The photograph was taken by Wilbur A. Riegert at Green Grass, South Dakota, on Cheyenne River Reservation. Mrs. Bad Warrior was the keeper of the sacred Buffalo Calf Pipe Bundle, the only tribal bundle of the Lakotas. In order to end the long drought that afflicted the plains, she sat all day in the hot sun, holding a pipe on her lap, praying for rain. Mrs. Bad Warrior died October 25, 1936. [Source: Raymond J. DeMallie, Jr., 20 June 2007]
Biographical / Historical:
Date: August 1936.
Written on back of print: "Property of Wilbur A. Riegert, Wounded Knee, S. Dakota. "[Martha Bad Warrior] Died October 25 - 1936. Given to Lucy Looking Horse on 10-29-64 by W. A. Riegert, Everett C. Jordan, Mrs A. M. Clark." [Lucy Looking Horse, daughter of Martha Bad Warrior, died in April, 1966. At the giveaway after her death, this picture was given to Mrs Belva Jack.]
She has long dark hair, and is fully dressed. Her ears are not mutilated except for piercing for small silver earring. Inscribed by St Memin "Femme Indienne des Iowas des Missouri." (Lower left hand corner - indistinct).
OPPS NEG.3924 B
Identified as Yellow Corn, wife of Mandan Chief Sheheke, by Ellen G. Miles in Saint-Memin and the Neoclassical Profile Portrait in America (1994). Although she is identified as an Indian girl of the Iowas of the Missouri in the inscription, the watercolor referenced below was inscribed "Mandan Queen."
There is also a watercolor of this subject, by St Memin, once owned by Luke Vincent Lockwood. The portrait is the same. See New York Historical Society Quarterly Bulletin, April 1928 - Figure 11, and "The St Memin Indian Portraits," by Luke Vincent Lockwood, Member American Antiquarian Society. (Figure 10). The watercolor is now at the Thomas Gilcrease Institute of American History and Art.
Black and white copy negative
Credit to be given to the New York Historical Society if published.

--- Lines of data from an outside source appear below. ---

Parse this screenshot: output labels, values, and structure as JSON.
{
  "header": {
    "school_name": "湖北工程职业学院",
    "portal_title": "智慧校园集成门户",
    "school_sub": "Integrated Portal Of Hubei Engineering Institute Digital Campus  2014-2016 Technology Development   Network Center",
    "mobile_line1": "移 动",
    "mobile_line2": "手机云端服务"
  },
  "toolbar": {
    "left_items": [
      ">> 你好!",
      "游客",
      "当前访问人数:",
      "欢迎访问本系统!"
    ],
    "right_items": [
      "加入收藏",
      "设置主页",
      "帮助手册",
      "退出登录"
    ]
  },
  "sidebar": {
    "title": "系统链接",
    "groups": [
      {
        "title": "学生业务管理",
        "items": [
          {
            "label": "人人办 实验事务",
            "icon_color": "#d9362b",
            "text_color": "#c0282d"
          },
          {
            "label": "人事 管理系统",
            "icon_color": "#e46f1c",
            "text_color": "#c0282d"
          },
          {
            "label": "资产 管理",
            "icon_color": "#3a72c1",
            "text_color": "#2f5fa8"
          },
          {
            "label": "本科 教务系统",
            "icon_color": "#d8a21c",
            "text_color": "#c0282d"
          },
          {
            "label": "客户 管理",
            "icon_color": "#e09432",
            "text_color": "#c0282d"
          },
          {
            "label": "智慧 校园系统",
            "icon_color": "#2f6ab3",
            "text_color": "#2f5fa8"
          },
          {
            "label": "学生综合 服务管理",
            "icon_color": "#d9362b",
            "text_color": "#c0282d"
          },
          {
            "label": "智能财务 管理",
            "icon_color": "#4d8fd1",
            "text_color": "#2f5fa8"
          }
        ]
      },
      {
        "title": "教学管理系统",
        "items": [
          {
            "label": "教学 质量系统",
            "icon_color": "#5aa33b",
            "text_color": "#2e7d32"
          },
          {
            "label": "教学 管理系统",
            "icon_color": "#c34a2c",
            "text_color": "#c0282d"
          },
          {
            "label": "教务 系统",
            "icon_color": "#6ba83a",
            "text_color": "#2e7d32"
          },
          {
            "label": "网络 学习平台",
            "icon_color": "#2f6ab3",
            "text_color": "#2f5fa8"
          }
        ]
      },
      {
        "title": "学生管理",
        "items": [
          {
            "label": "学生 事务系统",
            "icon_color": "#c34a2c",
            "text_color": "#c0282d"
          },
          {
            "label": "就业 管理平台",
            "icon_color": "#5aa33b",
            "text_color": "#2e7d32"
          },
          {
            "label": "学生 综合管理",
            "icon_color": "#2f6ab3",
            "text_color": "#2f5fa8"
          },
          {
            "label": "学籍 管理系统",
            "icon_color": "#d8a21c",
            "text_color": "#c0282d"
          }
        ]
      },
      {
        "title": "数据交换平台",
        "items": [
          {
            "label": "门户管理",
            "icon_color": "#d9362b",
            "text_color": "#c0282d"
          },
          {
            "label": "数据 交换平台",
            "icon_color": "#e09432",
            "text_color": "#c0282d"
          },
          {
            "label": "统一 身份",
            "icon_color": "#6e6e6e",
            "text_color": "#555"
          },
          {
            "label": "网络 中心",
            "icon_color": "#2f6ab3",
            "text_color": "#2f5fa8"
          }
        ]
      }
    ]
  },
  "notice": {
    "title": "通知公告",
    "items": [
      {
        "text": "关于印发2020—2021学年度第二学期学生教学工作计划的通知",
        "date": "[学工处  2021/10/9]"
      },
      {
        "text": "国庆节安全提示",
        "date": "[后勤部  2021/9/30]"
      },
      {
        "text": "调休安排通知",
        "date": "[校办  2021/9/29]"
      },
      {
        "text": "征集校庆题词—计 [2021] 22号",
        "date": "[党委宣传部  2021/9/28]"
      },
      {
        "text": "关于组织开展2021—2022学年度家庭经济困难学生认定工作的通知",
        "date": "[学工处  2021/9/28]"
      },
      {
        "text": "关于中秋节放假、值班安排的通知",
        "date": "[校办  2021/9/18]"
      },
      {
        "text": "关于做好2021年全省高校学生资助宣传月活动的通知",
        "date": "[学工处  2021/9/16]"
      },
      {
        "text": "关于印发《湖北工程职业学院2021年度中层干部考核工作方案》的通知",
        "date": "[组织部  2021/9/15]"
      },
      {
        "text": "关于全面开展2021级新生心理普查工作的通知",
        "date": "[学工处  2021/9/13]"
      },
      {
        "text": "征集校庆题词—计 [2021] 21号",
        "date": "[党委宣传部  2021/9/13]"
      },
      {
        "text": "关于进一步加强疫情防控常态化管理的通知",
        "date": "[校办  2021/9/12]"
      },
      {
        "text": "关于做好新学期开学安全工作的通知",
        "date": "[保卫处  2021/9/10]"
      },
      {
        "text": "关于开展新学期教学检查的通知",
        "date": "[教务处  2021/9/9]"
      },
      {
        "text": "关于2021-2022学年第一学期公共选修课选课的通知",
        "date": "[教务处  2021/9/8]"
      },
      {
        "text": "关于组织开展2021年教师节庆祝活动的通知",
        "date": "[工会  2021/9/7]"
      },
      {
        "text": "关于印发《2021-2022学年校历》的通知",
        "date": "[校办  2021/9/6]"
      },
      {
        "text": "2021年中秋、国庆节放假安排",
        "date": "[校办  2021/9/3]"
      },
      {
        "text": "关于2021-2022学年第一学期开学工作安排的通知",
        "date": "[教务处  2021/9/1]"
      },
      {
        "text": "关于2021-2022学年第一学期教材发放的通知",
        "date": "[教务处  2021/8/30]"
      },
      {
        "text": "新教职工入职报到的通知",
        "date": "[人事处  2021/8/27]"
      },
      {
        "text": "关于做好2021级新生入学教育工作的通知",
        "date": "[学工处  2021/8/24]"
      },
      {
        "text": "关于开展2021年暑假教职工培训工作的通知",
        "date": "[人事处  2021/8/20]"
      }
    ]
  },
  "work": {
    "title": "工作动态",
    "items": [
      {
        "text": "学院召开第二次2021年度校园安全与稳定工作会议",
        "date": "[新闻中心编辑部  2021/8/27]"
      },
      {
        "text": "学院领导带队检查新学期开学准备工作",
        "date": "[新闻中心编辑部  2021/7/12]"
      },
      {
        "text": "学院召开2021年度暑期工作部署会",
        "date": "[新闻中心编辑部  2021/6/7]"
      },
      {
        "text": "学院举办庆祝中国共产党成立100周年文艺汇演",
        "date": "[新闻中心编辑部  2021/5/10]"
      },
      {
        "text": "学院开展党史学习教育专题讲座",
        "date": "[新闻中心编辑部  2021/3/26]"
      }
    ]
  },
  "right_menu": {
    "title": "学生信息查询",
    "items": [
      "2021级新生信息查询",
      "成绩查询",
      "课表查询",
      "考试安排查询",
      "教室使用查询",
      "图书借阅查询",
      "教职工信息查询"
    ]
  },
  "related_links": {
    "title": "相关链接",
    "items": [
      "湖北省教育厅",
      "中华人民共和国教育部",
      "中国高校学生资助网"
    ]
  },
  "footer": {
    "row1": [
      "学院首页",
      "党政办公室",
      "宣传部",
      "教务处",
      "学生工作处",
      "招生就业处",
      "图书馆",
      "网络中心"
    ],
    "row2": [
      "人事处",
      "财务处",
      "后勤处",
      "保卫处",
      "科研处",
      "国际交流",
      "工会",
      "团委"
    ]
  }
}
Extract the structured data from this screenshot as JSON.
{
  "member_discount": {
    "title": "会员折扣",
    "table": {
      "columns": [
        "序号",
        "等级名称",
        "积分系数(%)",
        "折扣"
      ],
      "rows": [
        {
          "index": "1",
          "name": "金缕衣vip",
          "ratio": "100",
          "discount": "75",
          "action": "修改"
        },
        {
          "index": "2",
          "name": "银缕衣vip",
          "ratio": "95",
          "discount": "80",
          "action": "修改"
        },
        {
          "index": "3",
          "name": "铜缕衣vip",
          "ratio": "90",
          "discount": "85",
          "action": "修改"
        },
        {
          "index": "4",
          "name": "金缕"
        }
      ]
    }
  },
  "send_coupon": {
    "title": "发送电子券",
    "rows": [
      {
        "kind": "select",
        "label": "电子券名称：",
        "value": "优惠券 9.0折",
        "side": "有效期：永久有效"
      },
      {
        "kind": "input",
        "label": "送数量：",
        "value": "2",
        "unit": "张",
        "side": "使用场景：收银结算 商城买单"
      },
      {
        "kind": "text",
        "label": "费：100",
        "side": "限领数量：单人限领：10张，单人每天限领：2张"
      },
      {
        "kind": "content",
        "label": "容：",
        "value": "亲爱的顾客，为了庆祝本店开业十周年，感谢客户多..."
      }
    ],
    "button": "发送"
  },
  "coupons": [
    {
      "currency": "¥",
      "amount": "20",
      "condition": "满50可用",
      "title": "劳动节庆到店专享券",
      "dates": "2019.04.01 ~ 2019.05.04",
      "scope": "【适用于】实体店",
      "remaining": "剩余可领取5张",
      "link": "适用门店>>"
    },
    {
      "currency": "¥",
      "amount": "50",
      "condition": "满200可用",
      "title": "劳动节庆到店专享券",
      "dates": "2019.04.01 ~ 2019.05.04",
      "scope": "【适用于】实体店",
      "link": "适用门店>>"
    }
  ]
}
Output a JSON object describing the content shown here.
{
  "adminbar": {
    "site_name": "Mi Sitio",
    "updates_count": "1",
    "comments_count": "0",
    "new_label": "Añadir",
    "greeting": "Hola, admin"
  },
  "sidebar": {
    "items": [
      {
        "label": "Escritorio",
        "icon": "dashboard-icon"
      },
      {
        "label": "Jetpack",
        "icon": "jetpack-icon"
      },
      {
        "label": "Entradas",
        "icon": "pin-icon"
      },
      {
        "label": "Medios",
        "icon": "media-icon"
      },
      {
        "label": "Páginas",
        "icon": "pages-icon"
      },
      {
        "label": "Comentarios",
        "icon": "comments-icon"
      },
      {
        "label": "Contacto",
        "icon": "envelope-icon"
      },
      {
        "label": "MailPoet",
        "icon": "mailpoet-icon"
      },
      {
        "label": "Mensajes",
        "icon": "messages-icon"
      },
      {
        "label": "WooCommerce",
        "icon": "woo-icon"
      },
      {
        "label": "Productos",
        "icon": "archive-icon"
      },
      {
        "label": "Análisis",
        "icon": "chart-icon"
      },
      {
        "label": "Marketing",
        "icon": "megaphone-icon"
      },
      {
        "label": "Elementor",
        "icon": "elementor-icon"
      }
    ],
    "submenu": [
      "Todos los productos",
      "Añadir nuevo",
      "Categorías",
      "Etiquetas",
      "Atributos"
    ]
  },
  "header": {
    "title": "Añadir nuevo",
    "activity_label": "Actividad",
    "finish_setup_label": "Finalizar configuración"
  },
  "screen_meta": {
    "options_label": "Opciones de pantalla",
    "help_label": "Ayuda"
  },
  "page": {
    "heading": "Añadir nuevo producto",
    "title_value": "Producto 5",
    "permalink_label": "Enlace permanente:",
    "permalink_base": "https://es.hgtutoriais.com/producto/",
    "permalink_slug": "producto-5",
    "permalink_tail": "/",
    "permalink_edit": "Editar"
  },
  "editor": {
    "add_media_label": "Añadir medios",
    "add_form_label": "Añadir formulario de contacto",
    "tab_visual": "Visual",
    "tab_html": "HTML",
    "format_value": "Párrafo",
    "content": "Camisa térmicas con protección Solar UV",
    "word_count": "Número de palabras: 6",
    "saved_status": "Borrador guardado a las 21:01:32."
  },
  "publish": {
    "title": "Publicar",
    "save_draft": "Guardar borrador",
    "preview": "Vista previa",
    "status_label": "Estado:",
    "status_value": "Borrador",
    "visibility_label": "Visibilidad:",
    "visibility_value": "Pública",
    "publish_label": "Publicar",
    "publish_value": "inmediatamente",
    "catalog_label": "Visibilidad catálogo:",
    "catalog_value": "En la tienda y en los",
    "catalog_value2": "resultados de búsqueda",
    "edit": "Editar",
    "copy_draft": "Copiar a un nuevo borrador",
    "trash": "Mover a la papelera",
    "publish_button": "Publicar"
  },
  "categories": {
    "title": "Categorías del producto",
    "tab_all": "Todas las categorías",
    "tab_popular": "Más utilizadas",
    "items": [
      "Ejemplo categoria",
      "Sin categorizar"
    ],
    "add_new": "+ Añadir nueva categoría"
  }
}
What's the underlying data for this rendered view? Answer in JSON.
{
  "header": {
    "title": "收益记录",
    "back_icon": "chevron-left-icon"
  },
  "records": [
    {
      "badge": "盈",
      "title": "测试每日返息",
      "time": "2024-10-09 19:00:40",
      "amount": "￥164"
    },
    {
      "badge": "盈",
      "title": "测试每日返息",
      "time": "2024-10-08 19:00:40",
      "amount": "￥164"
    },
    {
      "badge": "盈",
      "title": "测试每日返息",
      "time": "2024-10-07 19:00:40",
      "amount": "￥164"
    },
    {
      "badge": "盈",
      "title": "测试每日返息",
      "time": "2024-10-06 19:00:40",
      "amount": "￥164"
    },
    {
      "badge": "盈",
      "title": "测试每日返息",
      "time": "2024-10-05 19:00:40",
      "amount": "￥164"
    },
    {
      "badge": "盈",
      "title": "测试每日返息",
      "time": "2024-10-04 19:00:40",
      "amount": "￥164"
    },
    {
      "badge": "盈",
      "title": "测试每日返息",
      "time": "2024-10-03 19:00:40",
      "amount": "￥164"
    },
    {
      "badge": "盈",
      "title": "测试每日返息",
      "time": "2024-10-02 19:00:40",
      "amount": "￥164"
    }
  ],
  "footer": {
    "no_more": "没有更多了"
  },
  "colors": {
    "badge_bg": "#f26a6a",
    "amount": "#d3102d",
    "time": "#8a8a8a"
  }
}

See correspondence Smithsonian Institution Files, 6/4/24.